However, if the CROM 218, 220 does store drivers (or pointers), then the operating system will preferably check the first driver to see if it is suitable for use with the operating system at S312. Of course, if the driver is suitable, the operating system will load the driver stored in the CROM at S314. If the driver is not suitable, the operating system will check to see if the CROM contains any other drivers at S316. The present invention will continue this process until it finds the correct driver or runs out of drivers to check. If a suitable driver is found, then it is loaded at S314. If a suitable driver is not found, then the operating system will conclude that the peripheral device is a legacy device and will prompt its user to manually load the driver in the standard prior-art way of loading drivers at S310. Thus, by utilizing this method, each computer 200, 202 coupled to the IEEE 1394 bus 204 can automatically load drivers for peripheral devices coupled to the bus.

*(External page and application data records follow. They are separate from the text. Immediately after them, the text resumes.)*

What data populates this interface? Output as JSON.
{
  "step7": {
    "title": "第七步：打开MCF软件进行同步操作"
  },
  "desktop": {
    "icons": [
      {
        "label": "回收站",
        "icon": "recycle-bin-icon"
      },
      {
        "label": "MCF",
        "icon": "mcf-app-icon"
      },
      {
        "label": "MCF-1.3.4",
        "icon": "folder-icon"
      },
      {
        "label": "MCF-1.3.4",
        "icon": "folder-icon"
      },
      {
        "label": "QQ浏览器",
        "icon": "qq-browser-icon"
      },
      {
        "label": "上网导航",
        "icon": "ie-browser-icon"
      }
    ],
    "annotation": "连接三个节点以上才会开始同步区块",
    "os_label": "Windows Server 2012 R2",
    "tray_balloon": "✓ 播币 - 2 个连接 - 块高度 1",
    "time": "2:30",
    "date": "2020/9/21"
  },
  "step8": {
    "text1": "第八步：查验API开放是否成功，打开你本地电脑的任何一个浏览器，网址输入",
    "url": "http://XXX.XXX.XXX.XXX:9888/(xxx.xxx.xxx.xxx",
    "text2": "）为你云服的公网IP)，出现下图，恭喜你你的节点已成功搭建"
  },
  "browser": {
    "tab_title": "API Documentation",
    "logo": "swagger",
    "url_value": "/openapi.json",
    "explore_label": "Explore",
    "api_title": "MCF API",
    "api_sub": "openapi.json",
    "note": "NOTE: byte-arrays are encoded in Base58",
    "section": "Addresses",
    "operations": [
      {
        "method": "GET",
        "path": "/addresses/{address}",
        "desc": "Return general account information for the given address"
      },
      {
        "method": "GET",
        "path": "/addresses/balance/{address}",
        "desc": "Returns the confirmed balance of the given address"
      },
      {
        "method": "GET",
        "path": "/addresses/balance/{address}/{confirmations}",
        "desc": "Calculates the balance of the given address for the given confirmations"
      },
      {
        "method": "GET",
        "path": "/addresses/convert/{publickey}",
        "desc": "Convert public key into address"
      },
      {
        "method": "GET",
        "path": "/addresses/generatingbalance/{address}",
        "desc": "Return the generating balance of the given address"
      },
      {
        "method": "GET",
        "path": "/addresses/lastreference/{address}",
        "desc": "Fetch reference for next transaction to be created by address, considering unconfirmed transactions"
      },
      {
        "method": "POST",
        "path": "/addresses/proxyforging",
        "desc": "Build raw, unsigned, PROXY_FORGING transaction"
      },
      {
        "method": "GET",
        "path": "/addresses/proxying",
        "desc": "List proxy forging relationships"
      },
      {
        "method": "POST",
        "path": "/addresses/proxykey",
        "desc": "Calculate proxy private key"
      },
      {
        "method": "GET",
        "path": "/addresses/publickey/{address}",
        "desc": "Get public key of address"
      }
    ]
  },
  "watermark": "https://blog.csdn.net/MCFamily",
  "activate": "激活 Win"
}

In sum, the present invention overcomes the limitations and problems of the prior art by providing an automated solution for installing device drivers on IEEE 1394-enabled devices. In particular, this invention overcomes the problems of the prior art by storing device drivers (and/or other installation/configuration files) for one or more operating systems on a peripheral device's configuration ROM (CROM) or other non-volatile memory. When the device is connected to an IEEE 1394 bus, each computer's operating system will automatically detect the device and poll the device to determine whether the driver information is stored in the CROM. If the device is a legacy device, the user is instructed to manually load the requisite drivers. If the device is manufactured in accordance with the present invention, the operating system automatically loads the drivers and other files from the CROM. Thus, this invention provides automatic loading of drivers for IEEE 1394-enabled devices.
The present invention has been described herein with reference to specific exemplary embodiments thereof. It will be apparent to those skilled in the art that a person understanding this invention may conceive of changes or other embodiments or variations, which utilize the principles of this invention without departing from the broader spirit and scope of the invention as set forth in the appended claims. For example, instead of being implemented in conjunction with IEEE 1394 architecture, the present invention could be used with any serial bus or other communication medium. All are considered within the sphere, spirit, and scope of the invention. The specification and drawings are, therefore, to be regarded in an illustrative rather than restrictive sense. Accordingly, it is not intended that the invention be limited except as may be necessary in view of the appended claims.